My sweet pup Penny is jumping up to lick my face and I look happy and content. The morning sun is flattering, Penny and I look so natural together, like we’ve been practicing this slobbery kiss forever.
Before this, before we were kissing in the sun, a woman cut in front of me in the valet line at the hospital. I was in the valet line because I forgot to to get exact directions to the exact building in the giant complex and I was running late.
She put me back a whole 30 seconds, but I wished a lot of bad things for her.
She found the elevator after I was already in it and I did not hold the door. I felt vindicated. I hated her. I had no control over anything this morning and so I bullied her. She had no idea, of course, but I know what I was doing.
This woman does not show up again, so don’t get too attached. I’m just setting the scene, showing my lack of control. Slowly building the scaffolding before I can tear it down, looking for evidence.
A few minutes later and I’m answering the same questions, re-telling the story of what brought me there. I’ve had a week to find the words, but I haven’t.
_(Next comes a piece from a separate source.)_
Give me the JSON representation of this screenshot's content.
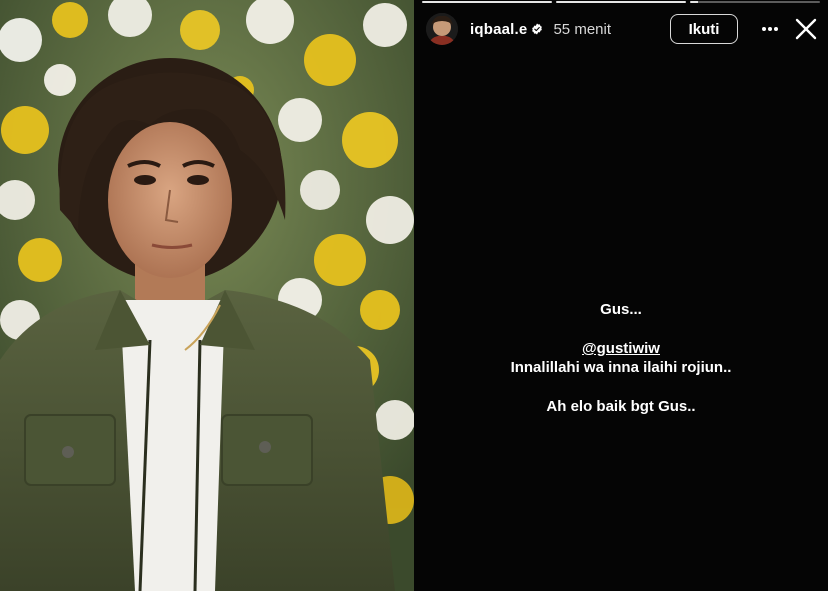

My reflexes are still in good working order, I can still walk a straight line and touch my nose and then the doctor’s finger and then my nose again.
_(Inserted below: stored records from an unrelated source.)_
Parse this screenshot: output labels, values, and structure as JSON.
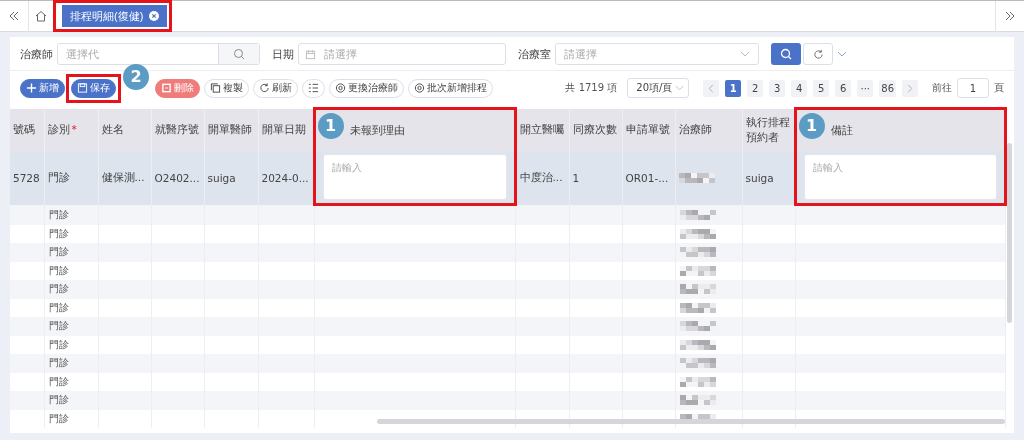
{
  "nav": {
    "tabs": [
      {
        "label": "排程明細(復健)",
        "selected": true,
        "highlighted": true
      }
    ]
  },
  "filters": [
    {
      "label": "治療師",
      "placeholder": "選擇代",
      "kind": "search"
    },
    {
      "label": "日期",
      "placeholder": "請選擇",
      "kind": "date"
    },
    {
      "label": "治療室",
      "placeholder": "請選擇",
      "kind": "select"
    }
  ],
  "toolbar": {
    "buttons": [
      {
        "label": "新增",
        "kind": "add"
      },
      {
        "label": "保存",
        "kind": "save",
        "highlighted": true,
        "badge": "2"
      },
      {
        "label": "刪除",
        "kind": "delete"
      },
      {
        "label": "複製",
        "kind": "copy"
      },
      {
        "label": "刷新",
        "kind": "refresh"
      },
      {
        "kind": "columns"
      },
      {
        "label": "更換治療師",
        "kind": "swap"
      },
      {
        "label": "批次新增排程",
        "kind": "batch"
      }
    ]
  },
  "pagination": {
    "total": "共 1719 項",
    "page_size": "20項/頁",
    "pages": [
      {
        "label": "1",
        "selected": true
      },
      {
        "label": "2",
        "selected": false
      },
      {
        "label": "3",
        "selected": false
      },
      {
        "label": "4",
        "selected": false
      },
      {
        "label": "5",
        "selected": false
      },
      {
        "label": "6",
        "selected": false
      },
      {
        "label": "···",
        "selected": false
      },
      {
        "label": "86",
        "selected": false
      }
    ],
    "goto_label": "前往",
    "goto_value": "1",
    "goto_suffix": "頁"
  },
  "table": {
    "columns": [
      {
        "label": "號碼"
      },
      {
        "label": "診別",
        "required_mark": "*"
      },
      {
        "label": "姓名"
      },
      {
        "label": "就醫序號"
      },
      {
        "label": "開單醫師"
      },
      {
        "label": "開單日期"
      },
      {
        "label": "未報到理由",
        "highlighted": true,
        "badge": "1"
      },
      {
        "label": "開立醫囑"
      },
      {
        "label": "同療次數"
      },
      {
        "label": "申請單號"
      },
      {
        "label": "治療師"
      },
      {
        "label": "執行排程預約者"
      },
      {
        "label": "備註",
        "highlighted": true,
        "badge": "1"
      }
    ],
    "rows": [
      {
        "selected": true,
        "cells": [
          {
            "kind": "text",
            "text": "5728"
          },
          {
            "kind": "text",
            "text": "門診"
          },
          {
            "kind": "text",
            "text": "健保測..."
          },
          {
            "kind": "text",
            "text": "O2402..."
          },
          {
            "kind": "text",
            "text": "suiga"
          },
          {
            "kind": "text",
            "text": "2024-0..."
          },
          {
            "kind": "input",
            "placeholder": "請輸入"
          },
          {
            "kind": "text",
            "text": "中度治..."
          },
          {
            "kind": "text",
            "text": "1"
          },
          {
            "kind": "text",
            "text": "OR01-..."
          },
          {
            "kind": "blurred"
          },
          {
            "kind": "text",
            "text": "suiga"
          },
          {
            "kind": "input",
            "placeholder": "請輸入"
          }
        ]
      },
      {
        "selected": false,
        "cells": [
          {
            "kind": "empty"
          },
          {
            "kind": "text",
            "text": "門診"
          },
          {
            "kind": "empty"
          },
          {
            "kind": "empty"
          },
          {
            "kind": "empty"
          },
          {
            "kind": "empty"
          },
          {
            "kind": "empty"
          },
          {
            "kind": "empty"
          },
          {
            "kind": "empty"
          },
          {
            "kind": "empty"
          },
          {
            "kind": "blurred"
          },
          {
            "kind": "empty"
          },
          {
            "kind": "empty"
          }
        ]
      },
      {
        "selected": false,
        "cells": [
          {
            "kind": "empty"
          },
          {
            "kind": "text",
            "text": "門診"
          },
          {
            "kind": "empty"
          },
          {
            "kind": "empty"
          },
          {
            "kind": "empty"
          },
          {
            "kind": "empty"
          },
          {
            "kind": "empty"
          },
          {
            "kind": "empty"
          },
          {
            "kind": "empty"
          },
          {
            "kind": "empty"
          },
          {
            "kind": "blurred"
          },
          {
            "kind": "empty"
          },
          {
            "kind": "empty"
          }
        ]
      },
      {
        "selected": false,
        "cells": [
          {
            "kind": "empty"
          },
          {
            "kind": "text",
            "text": "門診"
          },
          {
            "kind": "empty"
          },
          {
            "kind": "empty"
          },
          {
            "kind": "empty"
          },
          {
            "kind": "empty"
          },
          {
            "kind": "empty"
          },
          {
            "kind": "empty"
          },
          {
            "kind": "empty"
          },
          {
            "kind": "empty"
          },
          {
            "kind": "blurred"
          },
          {
            "kind": "empty"
          },
          {
            "kind": "empty"
          }
        ]
      },
      {
        "selected": false,
        "cells": [
          {
            "kind": "empty"
          },
          {
            "kind": "text",
            "text": "門診"
          },
          {
            "kind": "empty"
          },
          {
            "kind": "empty"
          },
          {
            "kind": "empty"
          },
          {
            "kind": "empty"
          },
          {
            "kind": "empty"
          },
          {
            "kind": "empty"
          },
          {
            "kind": "empty"
          },
          {
            "kind": "empty"
          },
          {
            "kind": "blurred"
          },
          {
            "kind": "empty"
          },
          {
            "kind": "empty"
          }
        ]
      },
      {
        "selected": false,
        "cells": [
          {
            "kind": "empty"
          },
          {
            "kind": "text",
            "text": "門診"
          },
          {
            "kind": "empty"
          },
          {
            "kind": "empty"
          },
          {
            "kind": "empty"
          },
          {
            "kind": "empty"
          },
          {
            "kind": "empty"
          },
          {
            "kind": "empty"
          },
          {
            "kind": "empty"
          },
          {
            "kind": "empty"
          },
          {
            "kind": "blurred"
          },
          {
            "kind": "empty"
          },
          {
            "kind": "empty"
          }
        ]
      },
      {
        "selected": false,
        "cells": [
          {
            "kind": "empty"
          },
          {
            "kind": "text",
            "text": "門診"
          },
          {
            "kind": "empty"
          },
          {
            "kind": "empty"
          },
          {
            "kind": "empty"
          },
          {
            "kind": "empty"
          },
          {
            "kind": "empty"
          },
          {
            "kind": "empty"
          },
          {
            "kind": "empty"
          },
          {
            "kind": "empty"
          },
          {
            "kind": "blurred"
          },
          {
            "kind": "empty"
          },
          {
            "kind": "empty"
          }
        ]
      },
      {
        "selected": false,
        "cells": [
          {
            "kind": "empty"
          },
          {
            "kind": "text",
            "text": "門診"
          },
          {
            "kind": "empty"
          },
          {
            "kind": "empty"
          },
          {
            "kind": "empty"
          },
          {
            "kind": "empty"
          },
          {
            "kind": "empty"
          },
          {
            "kind": "empty"
          },
          {
            "kind": "empty"
          },
          {
            "kind": "empty"
          },
          {
            "kind": "blurred"
          },
          {
            "kind": "empty"
          },
          {
            "kind": "empty"
          }
        ]
      },
      {
        "selected": false,
        "cells": [
          {
            "kind": "empty"
          },
          {
            "kind": "text",
            "text": "門診"
          },
          {
            "kind": "empty"
          },
          {
            "kind": "empty"
          },
          {
            "kind": "empty"
          },
          {
            "kind": "empty"
          },
          {
            "kind": "empty"
          },
          {
            "kind": "empty"
          },
          {
            "kind": "empty"
          },
          {
            "kind": "empty"
          },
          {
            "kind": "blurred"
          },
          {
            "kind": "empty"
          },
          {
            "kind": "empty"
          }
        ]
      },
      {
        "selected": false,
        "cells": [
          {
            "kind": "empty"
          },
          {
            "kind": "text",
            "text": "門診"
          },
          {
            "kind": "empty"
          },
          {
            "kind": "empty"
          },
          {
            "kind": "empty"
          },
          {
            "kind": "empty"
          },
          {
            "kind": "empty"
          },
          {
            "kind": "empty"
          },
          {
            "kind": "empty"
          },
          {
            "kind": "empty"
          },
          {
            "kind": "blurred"
          },
          {
            "kind": "empty"
          },
          {
            "kind": "empty"
          }
        ]
      },
      {
        "selected": false,
        "cells": [
          {
            "kind": "empty"
          },
          {
            "kind": "text",
            "text": "門診"
          },
          {
            "kind": "empty"
          },
          {
            "kind": "empty"
          },
          {
            "kind": "empty"
          },
          {
            "kind": "empty"
          },
          {
            "kind": "empty"
          },
          {
            "kind": "empty"
          },
          {
            "kind": "empty"
          },
          {
            "kind": "empty"
          },
          {
            "kind": "blurred"
          },
          {
            "kind": "empty"
          },
          {
            "kind": "empty"
          }
        ]
      },
      {
        "selected": false,
        "cells": [
          {
            "kind": "empty"
          },
          {
            "kind": "text",
            "text": "門診"
          },
          {
            "kind": "empty"
          },
          {
            "kind": "empty"
          },
          {
            "kind": "empty"
          },
          {
            "kind": "empty"
          },
          {
            "kind": "empty"
          },
          {
            "kind": "empty"
          },
          {
            "kind": "empty"
          },
          {
            "kind": "empty"
          },
          {
            "kind": "blurred"
          },
          {
            "kind": "empty"
          },
          {
            "kind": "empty"
          }
        ]
      },
      {
        "selected": false,
        "cells": [
          {
            "kind": "empty"
          },
          {
            "kind": "text",
            "text": "門診"
          },
          {
            "kind": "empty"
          },
          {
            "kind": "empty"
          },
          {
            "kind": "empty"
          },
          {
            "kind": "empty"
          },
          {
            "kind": "empty"
          },
          {
            "kind": "empty"
          },
          {
            "kind": "empty"
          },
          {
            "kind": "empty"
          },
          {
            "kind": "blurred"
          },
          {
            "kind": "empty"
          },
          {
            "kind": "empty"
          }
        ]
      }
    ]
  }
}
But the memories, the memories my mind had made space for and remembered and felt familiar with, they weren’t mine. For about five minutes, on two separate occasions, I lived in a mind that wasn’t my own.
Both of these events were followed by extreme, tearful anxiety and then two or three days of total exhaustion.
“Please, can you tell me what happened?” I’d pleaded with a physician’s assistant last week and then this morning with a neurologist.
Later today I’ll celebrate with my favorite pizza and tonight more friends than I’m expecting will show up and toast to me.
I’ll feel loved and wonder if I deserve it, convince myself that I do and then I’ll fall asleep, vowing to never skip another friend’s birthday party.
But for right now, I’m just 39 and waiting to schedule my very first MRI.